++++ Record extracts ++++

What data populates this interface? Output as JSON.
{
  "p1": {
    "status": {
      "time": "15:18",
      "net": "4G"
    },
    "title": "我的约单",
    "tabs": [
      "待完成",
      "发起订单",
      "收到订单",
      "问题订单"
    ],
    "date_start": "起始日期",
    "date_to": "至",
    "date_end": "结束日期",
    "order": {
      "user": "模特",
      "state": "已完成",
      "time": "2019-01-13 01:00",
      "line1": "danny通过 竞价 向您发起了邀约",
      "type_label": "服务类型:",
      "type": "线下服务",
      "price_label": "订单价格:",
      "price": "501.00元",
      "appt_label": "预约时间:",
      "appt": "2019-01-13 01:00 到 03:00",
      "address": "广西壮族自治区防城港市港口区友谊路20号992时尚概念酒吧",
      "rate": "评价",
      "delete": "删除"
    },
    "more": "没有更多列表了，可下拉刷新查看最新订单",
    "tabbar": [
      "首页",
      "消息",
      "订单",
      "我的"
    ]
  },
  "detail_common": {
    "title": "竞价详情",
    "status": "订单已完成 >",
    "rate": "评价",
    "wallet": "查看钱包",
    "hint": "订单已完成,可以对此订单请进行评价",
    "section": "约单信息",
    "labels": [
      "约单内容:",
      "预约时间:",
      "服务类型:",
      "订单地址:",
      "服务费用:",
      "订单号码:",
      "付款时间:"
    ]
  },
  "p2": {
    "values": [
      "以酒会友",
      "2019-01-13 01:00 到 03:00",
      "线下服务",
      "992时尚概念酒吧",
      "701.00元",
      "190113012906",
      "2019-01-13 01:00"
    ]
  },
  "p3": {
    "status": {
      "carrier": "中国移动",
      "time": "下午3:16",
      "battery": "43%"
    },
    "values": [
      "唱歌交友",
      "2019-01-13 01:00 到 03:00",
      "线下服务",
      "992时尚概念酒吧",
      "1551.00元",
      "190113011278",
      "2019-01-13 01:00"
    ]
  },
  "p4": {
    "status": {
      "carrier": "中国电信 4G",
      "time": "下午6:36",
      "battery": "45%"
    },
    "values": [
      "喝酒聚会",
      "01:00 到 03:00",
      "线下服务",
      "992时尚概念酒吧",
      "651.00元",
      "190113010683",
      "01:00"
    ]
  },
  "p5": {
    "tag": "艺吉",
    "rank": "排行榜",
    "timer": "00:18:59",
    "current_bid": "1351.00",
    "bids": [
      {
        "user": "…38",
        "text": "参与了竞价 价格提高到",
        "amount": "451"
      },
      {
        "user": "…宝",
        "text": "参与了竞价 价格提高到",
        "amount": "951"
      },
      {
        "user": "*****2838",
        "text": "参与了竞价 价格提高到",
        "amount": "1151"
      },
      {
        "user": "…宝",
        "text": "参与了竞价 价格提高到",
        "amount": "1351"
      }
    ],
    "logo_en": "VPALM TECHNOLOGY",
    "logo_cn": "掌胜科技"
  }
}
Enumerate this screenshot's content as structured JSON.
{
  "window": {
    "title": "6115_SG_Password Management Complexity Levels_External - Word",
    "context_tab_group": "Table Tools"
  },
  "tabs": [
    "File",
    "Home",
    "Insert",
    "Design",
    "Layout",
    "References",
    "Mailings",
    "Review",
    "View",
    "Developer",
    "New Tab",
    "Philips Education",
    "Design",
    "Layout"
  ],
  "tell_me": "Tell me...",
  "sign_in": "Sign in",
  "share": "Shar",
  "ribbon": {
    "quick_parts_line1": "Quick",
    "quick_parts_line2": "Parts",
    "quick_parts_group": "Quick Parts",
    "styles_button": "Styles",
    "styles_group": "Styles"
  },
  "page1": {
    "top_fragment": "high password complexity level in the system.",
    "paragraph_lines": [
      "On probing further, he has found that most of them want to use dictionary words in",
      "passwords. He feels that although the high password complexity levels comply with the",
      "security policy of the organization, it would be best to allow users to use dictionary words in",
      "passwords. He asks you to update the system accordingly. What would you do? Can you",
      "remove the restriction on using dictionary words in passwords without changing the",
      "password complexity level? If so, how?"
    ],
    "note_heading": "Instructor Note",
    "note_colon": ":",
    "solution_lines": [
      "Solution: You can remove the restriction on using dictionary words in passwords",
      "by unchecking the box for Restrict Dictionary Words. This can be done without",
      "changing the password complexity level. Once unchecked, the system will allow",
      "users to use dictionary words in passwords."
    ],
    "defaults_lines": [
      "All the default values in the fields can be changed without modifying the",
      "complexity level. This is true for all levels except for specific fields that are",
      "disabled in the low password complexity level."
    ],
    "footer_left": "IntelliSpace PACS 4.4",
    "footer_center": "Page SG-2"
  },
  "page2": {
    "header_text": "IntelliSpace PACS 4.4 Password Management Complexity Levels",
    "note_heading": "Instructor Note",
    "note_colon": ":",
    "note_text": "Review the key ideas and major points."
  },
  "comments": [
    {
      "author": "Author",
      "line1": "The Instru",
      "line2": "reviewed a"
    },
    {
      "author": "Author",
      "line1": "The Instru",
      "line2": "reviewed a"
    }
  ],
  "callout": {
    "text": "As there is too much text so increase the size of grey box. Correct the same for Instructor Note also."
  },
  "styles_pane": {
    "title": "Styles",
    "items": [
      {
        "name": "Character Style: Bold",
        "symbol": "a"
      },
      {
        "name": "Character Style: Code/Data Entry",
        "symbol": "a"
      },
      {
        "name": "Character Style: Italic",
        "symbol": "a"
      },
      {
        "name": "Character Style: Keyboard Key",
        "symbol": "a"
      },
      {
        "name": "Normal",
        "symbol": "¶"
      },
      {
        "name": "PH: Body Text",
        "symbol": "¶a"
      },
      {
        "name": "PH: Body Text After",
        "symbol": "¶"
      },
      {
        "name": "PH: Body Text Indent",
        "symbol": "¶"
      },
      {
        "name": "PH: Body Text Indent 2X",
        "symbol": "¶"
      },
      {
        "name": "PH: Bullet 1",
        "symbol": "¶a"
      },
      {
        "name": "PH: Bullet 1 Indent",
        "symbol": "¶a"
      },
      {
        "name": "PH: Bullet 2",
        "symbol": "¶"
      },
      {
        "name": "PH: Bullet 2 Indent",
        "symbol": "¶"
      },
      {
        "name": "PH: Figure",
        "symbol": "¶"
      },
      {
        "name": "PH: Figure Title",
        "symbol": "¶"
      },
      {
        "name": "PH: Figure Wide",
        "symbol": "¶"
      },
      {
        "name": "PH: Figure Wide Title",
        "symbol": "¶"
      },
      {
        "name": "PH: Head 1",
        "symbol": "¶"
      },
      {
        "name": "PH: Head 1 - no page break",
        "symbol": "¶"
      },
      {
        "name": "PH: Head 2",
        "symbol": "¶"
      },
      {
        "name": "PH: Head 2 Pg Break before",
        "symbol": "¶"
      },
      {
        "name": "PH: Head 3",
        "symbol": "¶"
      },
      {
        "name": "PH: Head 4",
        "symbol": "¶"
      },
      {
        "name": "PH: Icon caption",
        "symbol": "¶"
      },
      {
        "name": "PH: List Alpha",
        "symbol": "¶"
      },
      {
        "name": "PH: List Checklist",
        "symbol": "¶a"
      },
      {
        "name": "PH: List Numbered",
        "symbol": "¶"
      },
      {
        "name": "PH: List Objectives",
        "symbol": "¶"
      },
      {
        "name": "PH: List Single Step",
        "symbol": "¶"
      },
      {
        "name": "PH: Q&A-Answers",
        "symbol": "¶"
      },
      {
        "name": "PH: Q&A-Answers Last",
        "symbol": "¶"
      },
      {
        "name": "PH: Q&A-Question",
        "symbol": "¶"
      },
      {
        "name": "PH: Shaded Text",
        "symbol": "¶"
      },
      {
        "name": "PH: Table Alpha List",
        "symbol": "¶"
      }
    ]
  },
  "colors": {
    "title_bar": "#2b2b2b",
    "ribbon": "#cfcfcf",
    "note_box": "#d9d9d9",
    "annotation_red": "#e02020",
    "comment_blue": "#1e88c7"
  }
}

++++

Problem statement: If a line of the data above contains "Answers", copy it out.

Written response:
        "name": "PH: Q&A-Answers",
        "name": "PH: Q&A-Answers Last",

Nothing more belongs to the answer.